As many as 200 aircraft will retrace trail of the first crossing of the Blue Mountains in what organisers say could be among the largest flyovers in Australian history.
Scheduled for May 25, the event will be part of the Blue Mountains Crossings Bicentenary 2013-2015 program marking the first recognised European crossing of the mountains by Gregory Blaxland, William Lawson and William Charles Wentworth.
Taking off from several sites around NSW including RAAF Base Richmond, organisers hope the flyover will include a wide range of aircraft from helicopters to small private fixed wing aircraft, World War 2 fighters and modern day military jets. Among the confirmed participants is the renowned RAAF aerobatic team, the Roulettes, and German aviation legend Matthias Dolderer.

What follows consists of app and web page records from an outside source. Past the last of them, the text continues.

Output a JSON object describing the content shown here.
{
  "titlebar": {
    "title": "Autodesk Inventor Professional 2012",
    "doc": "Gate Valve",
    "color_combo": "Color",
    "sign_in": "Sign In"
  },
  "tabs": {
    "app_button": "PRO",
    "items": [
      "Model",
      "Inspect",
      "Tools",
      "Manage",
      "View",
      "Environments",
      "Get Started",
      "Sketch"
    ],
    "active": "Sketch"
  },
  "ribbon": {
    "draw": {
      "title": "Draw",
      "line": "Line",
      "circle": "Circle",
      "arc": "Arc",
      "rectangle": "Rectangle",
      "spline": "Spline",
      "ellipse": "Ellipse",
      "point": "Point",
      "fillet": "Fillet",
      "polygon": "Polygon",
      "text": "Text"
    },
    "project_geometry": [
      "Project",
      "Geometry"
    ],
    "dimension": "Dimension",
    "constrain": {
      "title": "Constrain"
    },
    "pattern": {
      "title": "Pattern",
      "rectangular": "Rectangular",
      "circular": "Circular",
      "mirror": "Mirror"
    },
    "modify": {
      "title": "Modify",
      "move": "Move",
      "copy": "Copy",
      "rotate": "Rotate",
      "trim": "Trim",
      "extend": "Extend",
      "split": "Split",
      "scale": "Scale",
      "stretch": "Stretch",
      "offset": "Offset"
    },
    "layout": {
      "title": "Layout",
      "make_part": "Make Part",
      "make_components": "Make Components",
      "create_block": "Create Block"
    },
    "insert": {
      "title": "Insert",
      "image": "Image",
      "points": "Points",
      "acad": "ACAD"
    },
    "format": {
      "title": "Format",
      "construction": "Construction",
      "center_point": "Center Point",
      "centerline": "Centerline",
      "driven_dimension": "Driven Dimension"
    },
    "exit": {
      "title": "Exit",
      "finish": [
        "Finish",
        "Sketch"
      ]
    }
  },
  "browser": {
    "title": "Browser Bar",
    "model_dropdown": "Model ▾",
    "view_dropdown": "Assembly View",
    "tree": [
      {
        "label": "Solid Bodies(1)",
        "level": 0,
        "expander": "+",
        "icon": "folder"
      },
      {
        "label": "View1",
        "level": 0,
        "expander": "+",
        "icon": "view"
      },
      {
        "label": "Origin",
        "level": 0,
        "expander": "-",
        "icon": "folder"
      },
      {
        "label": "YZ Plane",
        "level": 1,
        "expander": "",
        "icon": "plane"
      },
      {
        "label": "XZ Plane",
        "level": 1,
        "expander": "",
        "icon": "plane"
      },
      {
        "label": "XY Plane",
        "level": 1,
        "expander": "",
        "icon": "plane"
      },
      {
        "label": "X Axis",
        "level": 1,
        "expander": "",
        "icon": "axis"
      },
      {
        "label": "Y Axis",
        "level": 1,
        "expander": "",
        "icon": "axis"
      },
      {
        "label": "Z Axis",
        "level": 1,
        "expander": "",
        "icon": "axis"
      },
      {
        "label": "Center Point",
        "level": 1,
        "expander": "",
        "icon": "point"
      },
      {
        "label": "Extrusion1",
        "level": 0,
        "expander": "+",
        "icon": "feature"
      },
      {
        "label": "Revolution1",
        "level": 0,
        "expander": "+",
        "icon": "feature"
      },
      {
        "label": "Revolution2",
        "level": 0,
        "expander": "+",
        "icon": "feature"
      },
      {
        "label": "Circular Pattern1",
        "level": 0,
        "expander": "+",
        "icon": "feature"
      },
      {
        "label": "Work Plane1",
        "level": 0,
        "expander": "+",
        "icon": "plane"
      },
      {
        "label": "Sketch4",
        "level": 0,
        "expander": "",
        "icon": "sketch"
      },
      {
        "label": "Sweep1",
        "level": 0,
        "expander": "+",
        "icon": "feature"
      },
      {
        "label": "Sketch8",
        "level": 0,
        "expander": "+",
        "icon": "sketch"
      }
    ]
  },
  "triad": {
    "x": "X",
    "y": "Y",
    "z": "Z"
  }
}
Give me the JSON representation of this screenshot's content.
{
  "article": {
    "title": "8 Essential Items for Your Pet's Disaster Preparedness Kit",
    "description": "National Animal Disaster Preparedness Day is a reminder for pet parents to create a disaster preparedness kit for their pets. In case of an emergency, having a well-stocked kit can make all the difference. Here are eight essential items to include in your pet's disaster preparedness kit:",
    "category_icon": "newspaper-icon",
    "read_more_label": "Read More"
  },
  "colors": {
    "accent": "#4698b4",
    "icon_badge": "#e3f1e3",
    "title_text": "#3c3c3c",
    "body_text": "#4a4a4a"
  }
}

Once airborne, aircraft will follow a similar path to the one the three explorers, three convicts, one kangaroo hunter, four horses and five dogs trudged along in 1813.
Spectators will be able to see all the aerial action from special viewing areas at Emu Plains, throughout the Blue Mountains, Lithgow and O’Connell near Oberon.
Former RAAF Wing Commander Matt Hall, Australia’s leading aerobatic display pilot, is co-ordinating the event on behalf of Businesses Supporting the Bicentenary (BSB) and Blue Mountains Lithgow & Oberon Tourism. Hall, who served time in combat over Iraq while on exchange with the US Air Force in 2003, said the flyover had the potential to be one of the largest gatherings of aircraft in Australian history.
“We are looking for aviators with aircraft of all shapes and sizes to be involved in what will be a truly unique experience. To be involved in a co-ordinated flyover like this is something that’ll be pretty cool and we are calling for participants right now.”
Interested parties can contact Hall at [email protected].
BSB director Philip Hammon, who owns Scenic World at Katoomba, came up with the idea of a flyover so everyone throughout the community could celebrate one of Australia’s most significant milestones.
“A flyover is something that demonstrates just how far we have come in the last 200 years since Blaxland, Lawson and Wentworth made their historic journey,’’ he said.
Indeed, Hammon and fellow Blue Mountains businessman and BSB member Tom Colless from Colless Foods are so passionate about the project they have personally underwritten much of its cost.
“If we don’t put the money in, it won’t happen,’’ Hammon said. “I’m doing it to give tourism in the region a kick – to put heads in beds and bums on seats.’’